• MATERIAL TO PROCESS:
────
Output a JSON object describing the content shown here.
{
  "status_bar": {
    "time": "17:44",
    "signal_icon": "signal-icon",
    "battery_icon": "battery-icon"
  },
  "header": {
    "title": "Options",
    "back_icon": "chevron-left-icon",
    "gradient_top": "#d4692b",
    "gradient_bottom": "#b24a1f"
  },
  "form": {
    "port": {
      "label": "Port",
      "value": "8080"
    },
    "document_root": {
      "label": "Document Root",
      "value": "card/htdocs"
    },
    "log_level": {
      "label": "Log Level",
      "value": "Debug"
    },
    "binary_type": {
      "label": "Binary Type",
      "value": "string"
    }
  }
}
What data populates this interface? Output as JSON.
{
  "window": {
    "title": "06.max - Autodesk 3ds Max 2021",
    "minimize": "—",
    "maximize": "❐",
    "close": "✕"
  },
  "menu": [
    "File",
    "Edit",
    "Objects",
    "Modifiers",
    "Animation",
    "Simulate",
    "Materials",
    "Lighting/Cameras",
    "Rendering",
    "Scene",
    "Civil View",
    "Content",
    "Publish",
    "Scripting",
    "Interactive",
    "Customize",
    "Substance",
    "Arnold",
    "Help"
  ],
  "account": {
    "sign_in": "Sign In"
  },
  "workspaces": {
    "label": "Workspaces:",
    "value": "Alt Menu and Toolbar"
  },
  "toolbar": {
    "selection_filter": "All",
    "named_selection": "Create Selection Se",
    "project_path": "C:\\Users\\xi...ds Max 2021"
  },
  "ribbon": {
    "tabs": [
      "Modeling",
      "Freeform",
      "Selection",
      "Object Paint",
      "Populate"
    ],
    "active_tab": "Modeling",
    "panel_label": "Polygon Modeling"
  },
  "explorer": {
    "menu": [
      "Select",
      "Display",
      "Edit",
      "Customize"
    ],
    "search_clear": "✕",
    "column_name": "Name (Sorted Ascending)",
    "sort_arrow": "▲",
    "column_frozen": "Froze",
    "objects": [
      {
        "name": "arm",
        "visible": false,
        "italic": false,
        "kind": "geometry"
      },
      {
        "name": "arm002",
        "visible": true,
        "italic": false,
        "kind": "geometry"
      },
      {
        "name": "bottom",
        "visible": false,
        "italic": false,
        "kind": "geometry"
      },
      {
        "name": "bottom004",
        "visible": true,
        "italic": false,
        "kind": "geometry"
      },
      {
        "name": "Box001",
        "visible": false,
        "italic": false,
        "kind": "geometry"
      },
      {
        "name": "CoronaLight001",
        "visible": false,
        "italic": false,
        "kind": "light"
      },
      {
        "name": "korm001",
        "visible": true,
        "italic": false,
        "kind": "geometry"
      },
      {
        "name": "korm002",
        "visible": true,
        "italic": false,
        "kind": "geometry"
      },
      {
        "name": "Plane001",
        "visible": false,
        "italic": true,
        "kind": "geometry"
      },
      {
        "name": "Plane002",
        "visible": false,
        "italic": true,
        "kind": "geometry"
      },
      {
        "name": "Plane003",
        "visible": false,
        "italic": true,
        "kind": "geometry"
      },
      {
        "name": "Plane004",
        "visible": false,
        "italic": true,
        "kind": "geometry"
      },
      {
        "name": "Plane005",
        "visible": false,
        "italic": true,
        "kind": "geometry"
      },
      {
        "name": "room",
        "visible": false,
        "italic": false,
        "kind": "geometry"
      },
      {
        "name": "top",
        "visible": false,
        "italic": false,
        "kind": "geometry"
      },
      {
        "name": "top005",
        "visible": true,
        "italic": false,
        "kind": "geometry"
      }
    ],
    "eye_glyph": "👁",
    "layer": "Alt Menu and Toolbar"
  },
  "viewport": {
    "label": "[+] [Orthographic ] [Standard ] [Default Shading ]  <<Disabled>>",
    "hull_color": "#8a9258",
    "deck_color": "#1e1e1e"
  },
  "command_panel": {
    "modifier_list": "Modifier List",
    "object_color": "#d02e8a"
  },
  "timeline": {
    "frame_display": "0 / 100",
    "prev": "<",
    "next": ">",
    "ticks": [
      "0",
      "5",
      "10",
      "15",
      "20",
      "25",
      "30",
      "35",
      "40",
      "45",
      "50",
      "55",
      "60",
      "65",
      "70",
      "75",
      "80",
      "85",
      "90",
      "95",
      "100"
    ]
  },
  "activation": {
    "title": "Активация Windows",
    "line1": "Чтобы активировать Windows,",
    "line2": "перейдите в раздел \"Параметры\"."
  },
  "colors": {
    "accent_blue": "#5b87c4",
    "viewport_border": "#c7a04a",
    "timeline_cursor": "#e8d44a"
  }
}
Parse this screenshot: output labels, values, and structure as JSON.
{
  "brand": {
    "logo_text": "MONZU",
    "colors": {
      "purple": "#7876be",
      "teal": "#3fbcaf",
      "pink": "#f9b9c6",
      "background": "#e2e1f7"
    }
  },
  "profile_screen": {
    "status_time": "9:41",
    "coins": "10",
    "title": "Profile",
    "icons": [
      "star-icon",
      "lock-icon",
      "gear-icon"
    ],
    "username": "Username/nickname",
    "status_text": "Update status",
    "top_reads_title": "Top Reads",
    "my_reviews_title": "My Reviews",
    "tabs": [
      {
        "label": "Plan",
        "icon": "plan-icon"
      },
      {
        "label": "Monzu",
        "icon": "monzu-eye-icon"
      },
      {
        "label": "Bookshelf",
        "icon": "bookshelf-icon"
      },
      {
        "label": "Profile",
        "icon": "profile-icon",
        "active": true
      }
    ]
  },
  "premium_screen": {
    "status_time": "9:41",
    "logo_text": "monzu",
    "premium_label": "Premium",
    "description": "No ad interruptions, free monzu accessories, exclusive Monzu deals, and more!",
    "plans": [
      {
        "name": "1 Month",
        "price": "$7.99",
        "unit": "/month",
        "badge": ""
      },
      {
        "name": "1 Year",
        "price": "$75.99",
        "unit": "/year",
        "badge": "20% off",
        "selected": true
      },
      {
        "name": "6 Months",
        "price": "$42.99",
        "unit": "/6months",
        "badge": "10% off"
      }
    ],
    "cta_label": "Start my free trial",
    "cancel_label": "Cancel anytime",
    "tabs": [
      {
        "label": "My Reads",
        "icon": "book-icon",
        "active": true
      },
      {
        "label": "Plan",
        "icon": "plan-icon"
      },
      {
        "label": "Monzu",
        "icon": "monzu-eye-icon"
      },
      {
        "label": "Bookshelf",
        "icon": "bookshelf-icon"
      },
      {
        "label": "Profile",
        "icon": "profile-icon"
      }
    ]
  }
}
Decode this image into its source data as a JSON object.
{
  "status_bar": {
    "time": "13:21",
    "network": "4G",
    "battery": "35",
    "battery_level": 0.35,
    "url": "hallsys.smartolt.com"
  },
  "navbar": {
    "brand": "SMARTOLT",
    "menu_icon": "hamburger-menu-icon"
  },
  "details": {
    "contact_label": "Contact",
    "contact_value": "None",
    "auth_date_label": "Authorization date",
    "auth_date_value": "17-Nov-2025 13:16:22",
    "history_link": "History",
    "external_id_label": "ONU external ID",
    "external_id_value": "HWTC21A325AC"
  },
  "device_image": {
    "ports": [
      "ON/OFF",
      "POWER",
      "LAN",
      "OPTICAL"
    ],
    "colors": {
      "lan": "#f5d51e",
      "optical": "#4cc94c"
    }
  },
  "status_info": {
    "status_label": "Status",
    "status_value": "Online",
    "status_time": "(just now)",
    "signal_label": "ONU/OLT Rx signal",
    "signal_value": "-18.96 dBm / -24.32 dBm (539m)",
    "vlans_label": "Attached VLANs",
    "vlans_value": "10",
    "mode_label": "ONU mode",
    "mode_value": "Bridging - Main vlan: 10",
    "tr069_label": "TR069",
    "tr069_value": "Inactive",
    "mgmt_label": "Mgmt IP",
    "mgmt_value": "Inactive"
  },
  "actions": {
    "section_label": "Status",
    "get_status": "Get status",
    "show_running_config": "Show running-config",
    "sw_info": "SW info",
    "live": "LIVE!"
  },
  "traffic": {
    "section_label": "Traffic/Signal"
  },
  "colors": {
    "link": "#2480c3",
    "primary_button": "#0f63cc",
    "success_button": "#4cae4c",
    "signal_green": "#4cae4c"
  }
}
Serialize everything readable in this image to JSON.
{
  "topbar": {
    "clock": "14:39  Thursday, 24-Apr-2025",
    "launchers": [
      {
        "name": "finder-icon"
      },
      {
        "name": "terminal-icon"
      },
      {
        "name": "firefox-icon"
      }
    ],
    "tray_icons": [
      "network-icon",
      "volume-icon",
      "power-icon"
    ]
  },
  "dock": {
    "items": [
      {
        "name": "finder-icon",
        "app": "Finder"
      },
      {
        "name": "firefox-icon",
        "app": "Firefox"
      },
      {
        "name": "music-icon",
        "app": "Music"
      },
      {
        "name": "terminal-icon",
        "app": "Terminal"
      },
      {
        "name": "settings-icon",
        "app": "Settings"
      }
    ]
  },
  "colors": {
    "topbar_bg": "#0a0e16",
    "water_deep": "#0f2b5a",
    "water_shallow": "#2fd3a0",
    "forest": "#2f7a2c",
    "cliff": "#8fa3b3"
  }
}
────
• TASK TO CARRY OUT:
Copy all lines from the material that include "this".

• ANSWER SECTION:
What data populates this interface? Output as JSON.
Parse this screenshot: output labels, values, and structure as JSON.
Decode this image into its source data as a JSON object.
Serialize everything readable in this image to JSON.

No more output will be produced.